Gilsum, New Hampshire

related topics
{household, population, female}
{land, century, early}
{line, north, south}
{town, population, incorporate}
{island, water, area}
{acid, form, water}
{woman, child, man}

Gilsum is a town in Cheshire County, New Hampshire, United States. The population was 777 at the 2000 census. The 2009 population was estimated to be 813.[1] Home to the Bear's Den Natural Area, Gilsum includes Gilsum Lower Village.



The land was originally named Boyle after Richard Boyle, Earl of Burlington, when the land was granted by the Masonian Proprietors in 1752, but ongoing hostilities during the French and Indian War prevented settlement. When the grant lapsed, the town was rechartered by Governor Benning Wentworth on July 13, 1763 as Gilsum, combining the surnames of two proprietors, Samuel Gilbert and his son-in-law, Thomas Sumner. It was first settled in 1764 by Josiah Kilburn from Hebron, Connecticut. [2]

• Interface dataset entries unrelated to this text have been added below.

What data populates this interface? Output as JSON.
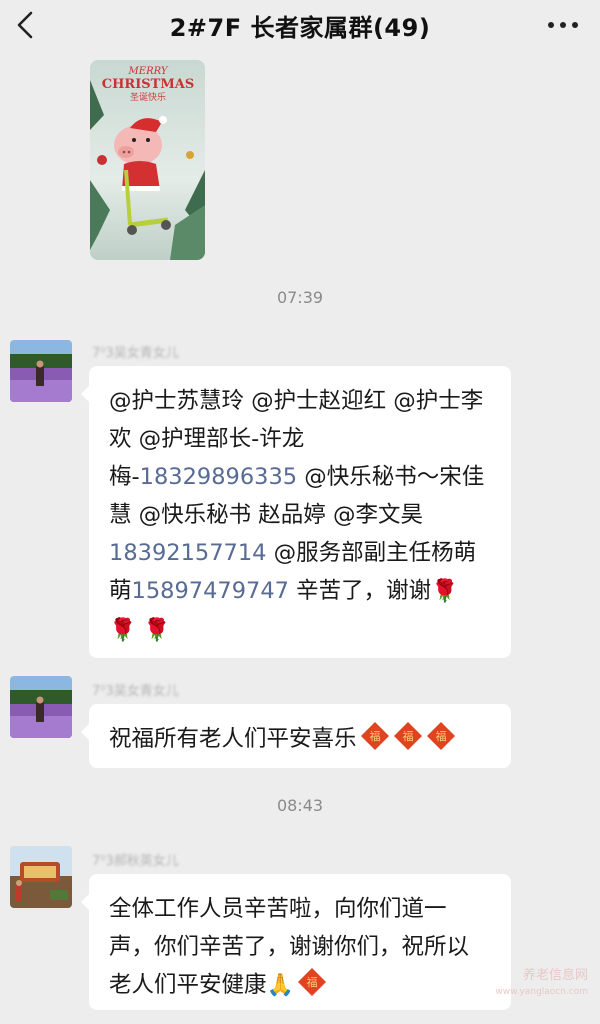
{
  "header": {
    "title": "2#7F  长者家属群(49)"
  },
  "sticker": {
    "line1": "MERRY",
    "line2": "CHRISTMAS",
    "line3": "圣诞快乐"
  },
  "timestamps": [
    "07:39",
    "08:43"
  ],
  "messages": [
    {
      "nickname": "7⁰3吴女青女儿",
      "parts": [
        {
          "t": "@护士苏慧玲 @护士赵迎红 @护士李欢 @护理部长-许龙梅-"
        },
        {
          "t": "18329896335",
          "phone": true
        },
        {
          "t": " @快乐秘书～宋佳慧 @快乐秘书 赵品婷 @李文昊 "
        },
        {
          "t": "18392157714",
          "phone": true
        },
        {
          "t": " @服务部副主任杨萌萌"
        },
        {
          "t": "15897479747",
          "phone": true
        },
        {
          "t": " 辛苦了，谢谢"
        }
      ],
      "emoji": "🌹 🌹 🌹"
    },
    {
      "nickname": "7⁰3吴女青女儿",
      "text": "祝福所有老人们平安喜乐",
      "fu_count": 3
    },
    {
      "nickname": "7⁰3郝秋英女儿",
      "text": "全体工作人员辛苦啦，向你们道一声，你们辛苦了，谢谢你们，祝所以老人们平安健康",
      "emoji": "🙏",
      "fu_count": 1
    }
  ],
  "watermark": {
    "line1": "养老信息网",
    "line2": "www.yanglaocn.com"
  },
  "colors": {
    "background": "#ededed",
    "bubble": "#ffffff",
    "phone_link": "#576b95",
    "timestamp": "#8a8a8a"
  },
  "icons": [
    "back-arrow-icon",
    "more-dots-icon",
    "rose-emoji-icon",
    "fu-diamond-icon",
    "pray-emoji-icon"
  ]
}
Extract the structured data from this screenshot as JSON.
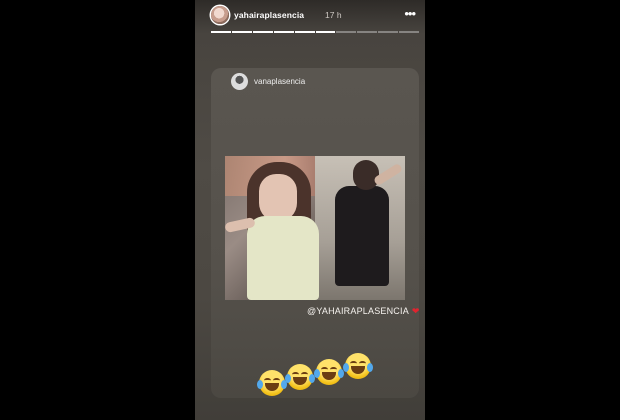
{
  "header": {
    "username": "yahairaplasencia",
    "time": "17 h",
    "more_icon": "more-horizontal-icon",
    "progress_total": 10,
    "progress_done": 6
  },
  "shared_post": {
    "username": "vanaplasencia",
    "mention_text": "@YAHAIRAPLASENCIA",
    "mention_emoji": "heart-icon",
    "emojis": [
      "laughing-tears-emoji",
      "laughing-tears-emoji",
      "laughing-tears-emoji",
      "laughing-tears-emoji"
    ]
  },
  "colors": {
    "heart": "#e0242f",
    "background": "#000000"
  }
}
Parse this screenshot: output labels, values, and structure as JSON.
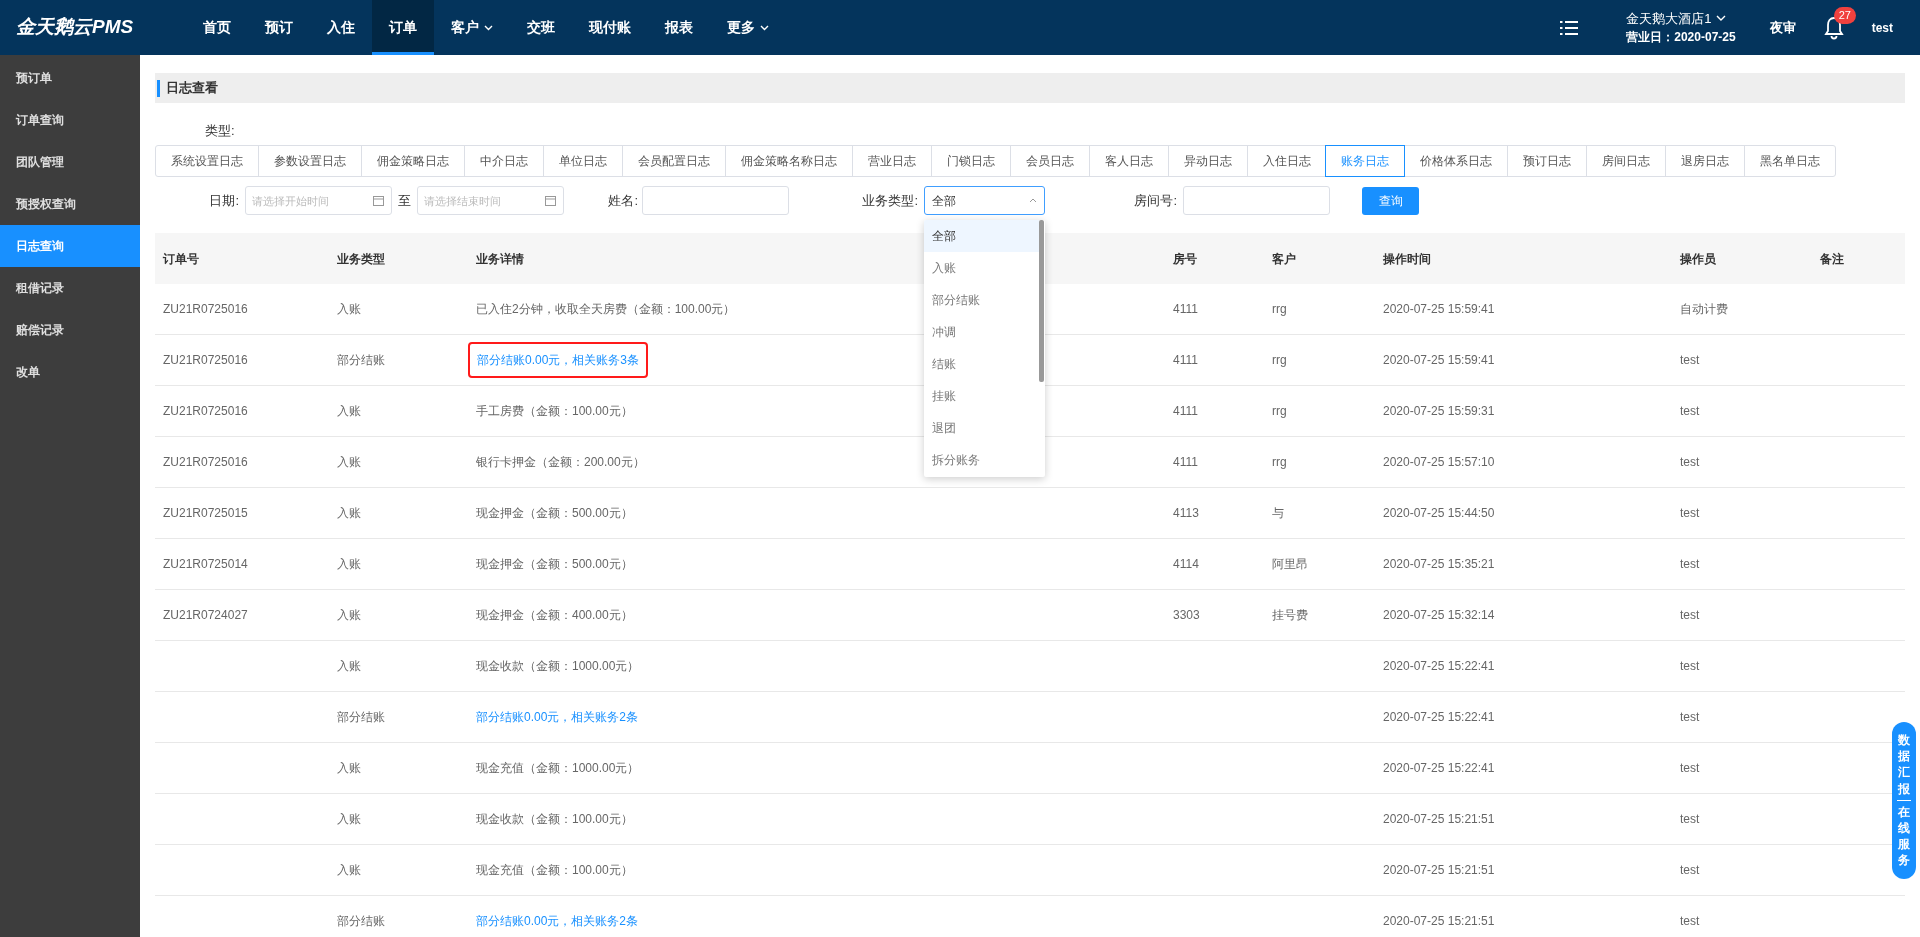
{
  "brand": "金天鹅云PMS",
  "nav": [
    {
      "label": "首页",
      "selected": false,
      "caret": false
    },
    {
      "label": "预订",
      "selected": false,
      "caret": false
    },
    {
      "label": "入住",
      "selected": false,
      "caret": false
    },
    {
      "label": "订单",
      "selected": true,
      "caret": false
    },
    {
      "label": "客户",
      "selected": false,
      "caret": true
    },
    {
      "label": "交班",
      "selected": false,
      "caret": false
    },
    {
      "label": "现付账",
      "selected": false,
      "caret": false
    },
    {
      "label": "报表",
      "selected": false,
      "caret": false
    },
    {
      "label": "更多",
      "selected": false,
      "caret": true
    }
  ],
  "header_right": {
    "hotel": "金天鹅大酒店1",
    "business_day": "营业日：2020-07-25",
    "night_audit": "夜审",
    "notification_count": "27",
    "user": "test"
  },
  "sidebar": {
    "items": [
      {
        "label": "预订单",
        "selected": false
      },
      {
        "label": "订单查询",
        "selected": false
      },
      {
        "label": "团队管理",
        "selected": false
      },
      {
        "label": "预授权查询",
        "selected": false
      },
      {
        "label": "日志查询",
        "selected": true
      },
      {
        "label": "租借记录",
        "selected": false
      },
      {
        "label": "赔偿记录",
        "selected": false
      },
      {
        "label": "改单",
        "selected": false
      }
    ]
  },
  "page_title": "日志查看",
  "type_label": "类型:",
  "log_types": [
    {
      "label": "系统设置日志",
      "selected": false
    },
    {
      "label": "参数设置日志",
      "selected": false
    },
    {
      "label": "佣金策略日志",
      "selected": false
    },
    {
      "label": "中介日志",
      "selected": false
    },
    {
      "label": "单位日志",
      "selected": false
    },
    {
      "label": "会员配置日志",
      "selected": false
    },
    {
      "label": "佣金策略名称日志",
      "selected": false
    },
    {
      "label": "营业日志",
      "selected": false
    },
    {
      "label": "门锁日志",
      "selected": false
    },
    {
      "label": "会员日志",
      "selected": false
    },
    {
      "label": "客人日志",
      "selected": false
    },
    {
      "label": "异动日志",
      "selected": false
    },
    {
      "label": "入住日志",
      "selected": false
    },
    {
      "label": "账务日志",
      "selected": true
    },
    {
      "label": "价格体系日志",
      "selected": false
    },
    {
      "label": "预订日志",
      "selected": false
    },
    {
      "label": "房间日志",
      "selected": false
    },
    {
      "label": "退房日志",
      "selected": false
    },
    {
      "label": "黑名单日志",
      "selected": false
    }
  ],
  "filters": {
    "date_label": "日期:",
    "start_placeholder": "请选择开始时间",
    "to": "至",
    "end_placeholder": "请选择结束时间",
    "name_label": "姓名:",
    "business_type_label": "业务类型:",
    "business_type_value": "全部",
    "room_label": "房间号:",
    "query_button": "查询",
    "business_type_options": [
      {
        "label": "全部",
        "selected": true
      },
      {
        "label": "入账",
        "selected": false
      },
      {
        "label": "部分结账",
        "selected": false
      },
      {
        "label": "冲调",
        "selected": false
      },
      {
        "label": "结账",
        "selected": false
      },
      {
        "label": "挂账",
        "selected": false
      },
      {
        "label": "退团",
        "selected": false
      },
      {
        "label": "拆分账务",
        "selected": false
      }
    ]
  },
  "table": {
    "columns": [
      "订单号",
      "业务类型",
      "业务详情",
      "房号",
      "客户",
      "操作时间",
      "操作员",
      "备注"
    ],
    "rows": [
      {
        "order": "ZU21R0725016",
        "type": "入账",
        "detail": "已入住2分钟，收取全天房费（金额：100.00元）",
        "kind": "text",
        "room": "4111",
        "guest": "rrg",
        "time": "2020-07-25 15:59:41",
        "operator": "自动计费"
      },
      {
        "order": "ZU21R0725016",
        "type": "部分结账",
        "detail": "部分结账0.00元，相关账务3条",
        "kind": "link",
        "highlighted": true,
        "room": "4111",
        "guest": "rrg",
        "time": "2020-07-25 15:59:41",
        "operator": "test"
      },
      {
        "order": "ZU21R0725016",
        "type": "入账",
        "detail": "手工房费（金额：100.00元）",
        "kind": "text",
        "room": "4111",
        "guest": "rrg",
        "time": "2020-07-25 15:59:31",
        "operator": "test"
      },
      {
        "order": "ZU21R0725016",
        "type": "入账",
        "detail": "银行卡押金（金额：200.00元）",
        "kind": "text",
        "room": "4111",
        "guest": "rrg",
        "time": "2020-07-25 15:57:10",
        "operator": "test"
      },
      {
        "order": "ZU21R0725015",
        "type": "入账",
        "detail": "现金押金（金额：500.00元）",
        "kind": "text",
        "room": "4113",
        "guest": "与",
        "time": "2020-07-25 15:44:50",
        "operator": "test"
      },
      {
        "order": "ZU21R0725014",
        "type": "入账",
        "detail": "现金押金（金额：500.00元）",
        "kind": "text",
        "room": "4114",
        "guest": "阿里昂",
        "time": "2020-07-25 15:35:21",
        "operator": "test"
      },
      {
        "order": "ZU21R0724027",
        "type": "入账",
        "detail": "现金押金（金额：400.00元）",
        "kind": "text",
        "room": "3303",
        "guest": "挂号费",
        "time": "2020-07-25 15:32:14",
        "operator": "test"
      },
      {
        "type": "入账",
        "detail": "现金收款（金额：1000.00元）",
        "kind": "text",
        "time": "2020-07-25 15:22:41",
        "operator": "test"
      },
      {
        "type": "部分结账",
        "detail": "部分结账0.00元，相关账务2条",
        "kind": "link",
        "time": "2020-07-25 15:22:41",
        "operator": "test"
      },
      {
        "type": "入账",
        "detail": "现金充值（金额：1000.00元）",
        "kind": "text",
        "time": "2020-07-25 15:22:41",
        "operator": "test"
      },
      {
        "type": "入账",
        "detail": "现金收款（金额：100.00元）",
        "kind": "text",
        "time": "2020-07-25 15:21:51",
        "operator": "test"
      },
      {
        "type": "入账",
        "detail": "现金充值（金额：100.00元）",
        "kind": "text",
        "time": "2020-07-25 15:21:51",
        "operator": "test"
      },
      {
        "type": "部分结账",
        "detail": "部分结账0.00元，相关账务2条",
        "kind": "link",
        "time": "2020-07-25 15:21:51",
        "operator": "test"
      }
    ]
  },
  "service_tab": [
    "数据汇报",
    "在线服务"
  ]
}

The Ashuelot River provided water power for woolen mills. By 1859, when the population was 668, there was also a bobbin factory, a chair factory, and a tannery. Gilsum used to be a center for mining mica and feldspar. High-quality crystals, especially beryl, tourmaline, and quartz, can also be found. [3] Today, Gilsum is headquarters to the W.S. Badger Company, makers of "balms, potions and natural remedies."

The town contains the Stone Arch Bridge, completed in 1863 with the highest vault (36 feet, 6 inches) of any mortarless bridge in New Hampshire. In 1989, it was added to the National Register.

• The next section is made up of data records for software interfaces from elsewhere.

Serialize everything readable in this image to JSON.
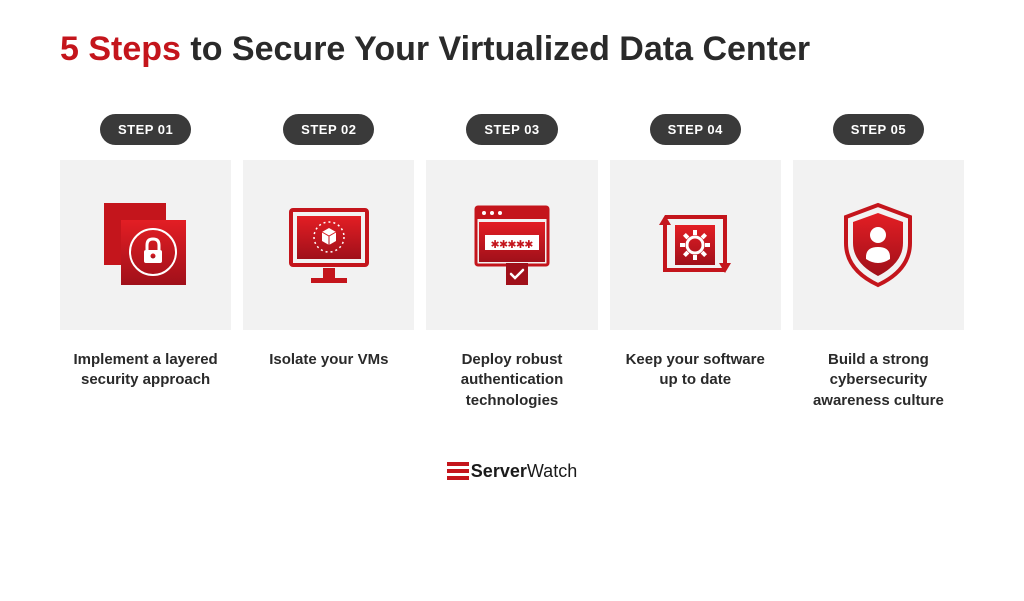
{
  "title": {
    "accent": "5 Steps",
    "rest": " to Secure Your Virtualized Data Center"
  },
  "steps": [
    {
      "badge": "STEP 01",
      "description": "Implement a layered security approach"
    },
    {
      "badge": "STEP 02",
      "description": "Isolate your VMs"
    },
    {
      "badge": "STEP 03",
      "description": "Deploy robust authentication technologies"
    },
    {
      "badge": "STEP 04",
      "description": "Keep your software up to date"
    },
    {
      "badge": "STEP 05",
      "description": "Build a strong cybersecurity awareness culture"
    }
  ],
  "footer": {
    "brand_bold": "Server",
    "brand_light": "Watch"
  },
  "colors": {
    "accent": "#c4151c",
    "dark": "#3a3a3a",
    "light_bg": "#f2f2f2"
  }
}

Main Street c. 1910

Woolen mill in 1911

Polley Bridge in 1907


According to the United States Census Bureau, the town has a total area of 16.7 square miles (43 km2), of which 16.7 sq mi (43 km2) is land and 0.04 sq mi (0.10 km2) is water, comprising 0.12% of the town. The highest point in Gilsum is an unnamed hill along the town's eastern boundary, where the elevation reaches 1,657 feet (505 m) above sea level. Gilsum is drained by the Ashuelot River and lies fully within the Connecticut River watershed.[4]

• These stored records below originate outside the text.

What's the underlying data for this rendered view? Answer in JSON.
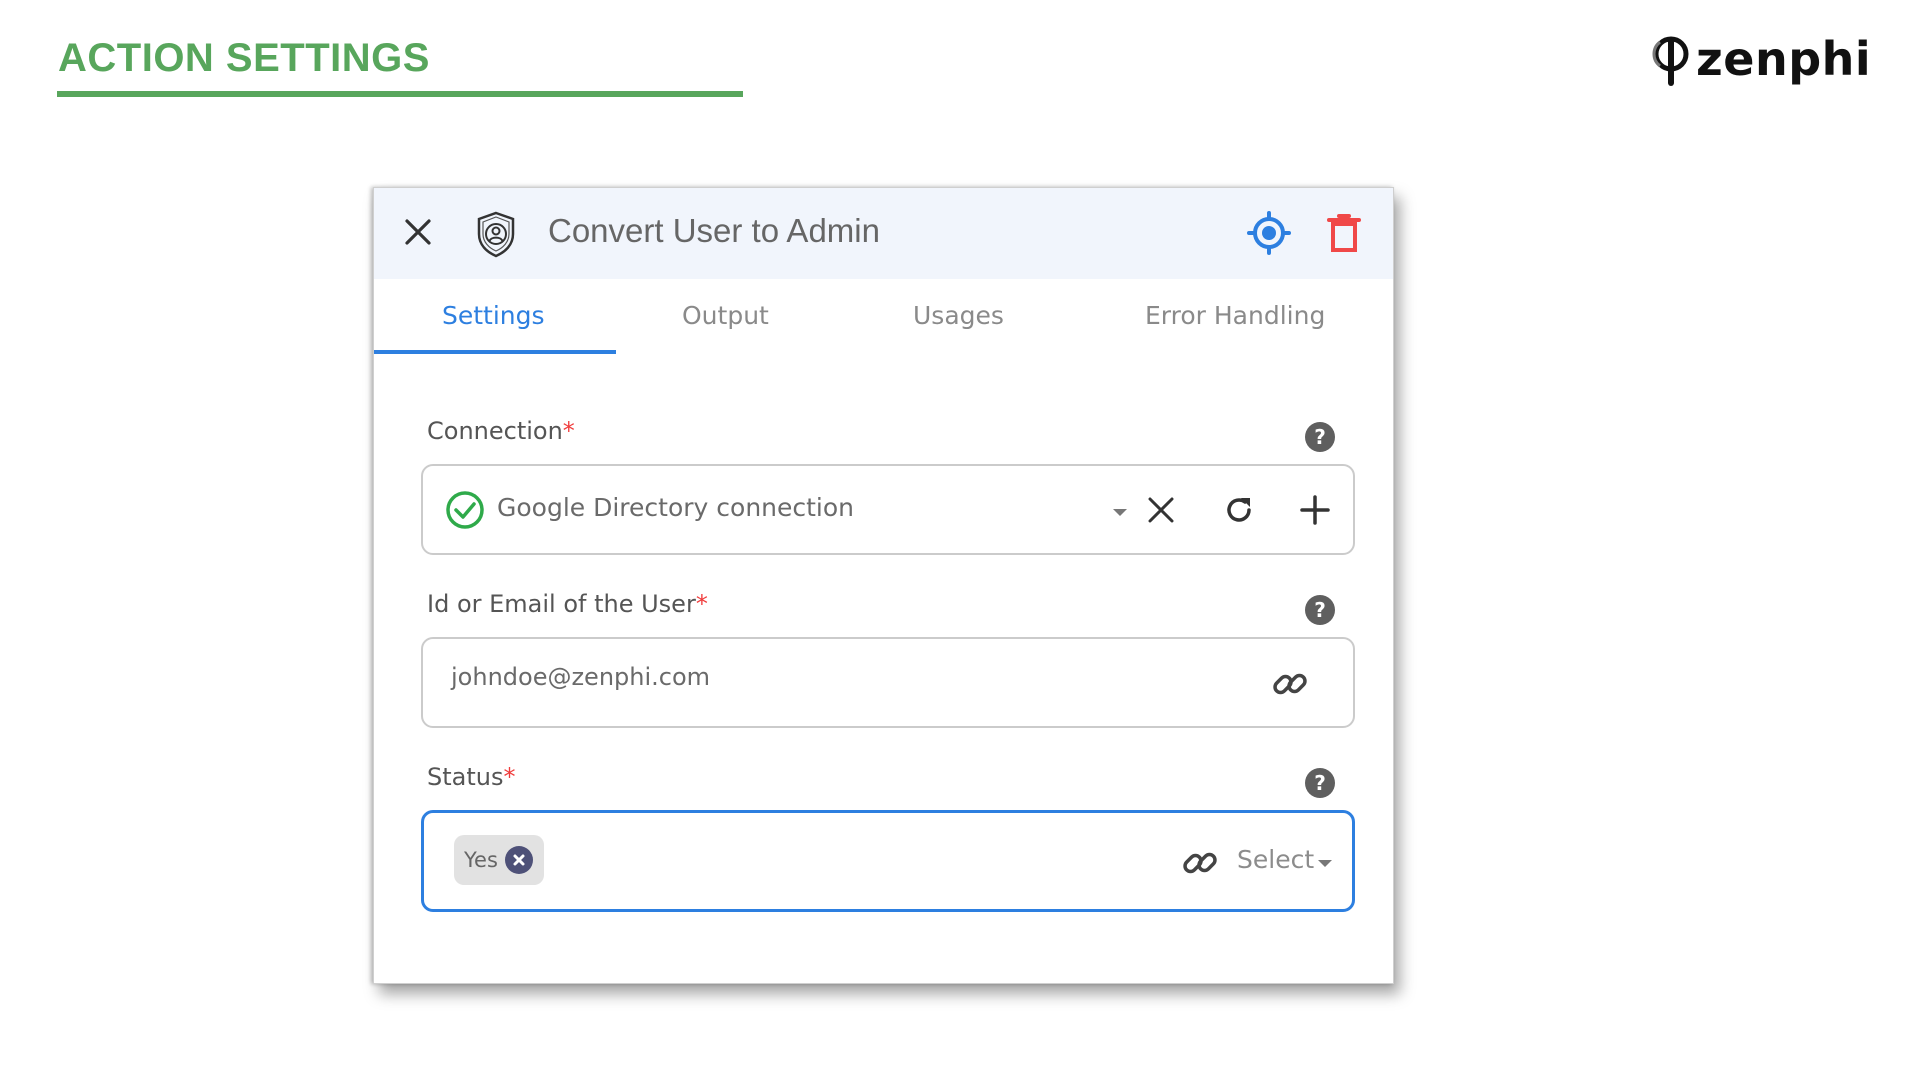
{
  "slide": {
    "title": "ACTION SETTINGS",
    "brand": "zenphi",
    "accent_color": "#58a65c"
  },
  "panel": {
    "title": "Convert User to Admin",
    "header_icons": {
      "close": "close-icon",
      "action": "shield-user-icon",
      "locate": "target-icon",
      "delete": "trash-icon"
    },
    "tabs": [
      {
        "label": "Settings",
        "active": true
      },
      {
        "label": "Output",
        "active": false
      },
      {
        "label": "Usages",
        "active": false
      },
      {
        "label": "Error Handling",
        "active": false
      }
    ],
    "fields": {
      "connection": {
        "label": "Connection",
        "required_mark": "*",
        "value": "Google Directory connection",
        "status": "connected"
      },
      "user": {
        "label": "Id or Email of the User",
        "required_mark": "*",
        "value": "johndoe@zenphi.com"
      },
      "status": {
        "label": "Status",
        "required_mark": "*",
        "selected": [
          "Yes"
        ],
        "placeholder": "Select"
      }
    }
  },
  "colors": {
    "primary": "#2d7fe0",
    "danger": "#f04848",
    "success": "#2faa4a",
    "required": "#f03c3c",
    "header_bg": "#f1f5fc"
  }
}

Full article ▸

related documents
Stark, New Hampshire
Richmond, New Hampshire
Hopkinton, New Hampshire
Andover, New Hampshire
Phippsburg, Maine
Newfields, New Hampshire
Claremont, Virginia
Brookfield, New Hampshire
Campton, New Hampshire
Marlow, New Hampshire
Lempster, New Hampshire
Lyman, New Hampshire
Moultonborough, New Hampshire
Rodman, New York
Paw Paw, West Virginia
Cedar Grove, West Virginia
Westmoreland, New Hampshire
Unity, New Hampshire
Hancock, New Hampshire
Sutton, New Hampshire
Fulton, Schoharie County, New York
North Hudson, New York
Stewartstown, New Hampshire
Tuftonboro, New Hampshire
Cicero, New York
Nottingham, New Hampshire
Strafford, New Hampshire
Fayetteville, West Virginia
Walpole, New Hampshire
Danbury, New Hampshire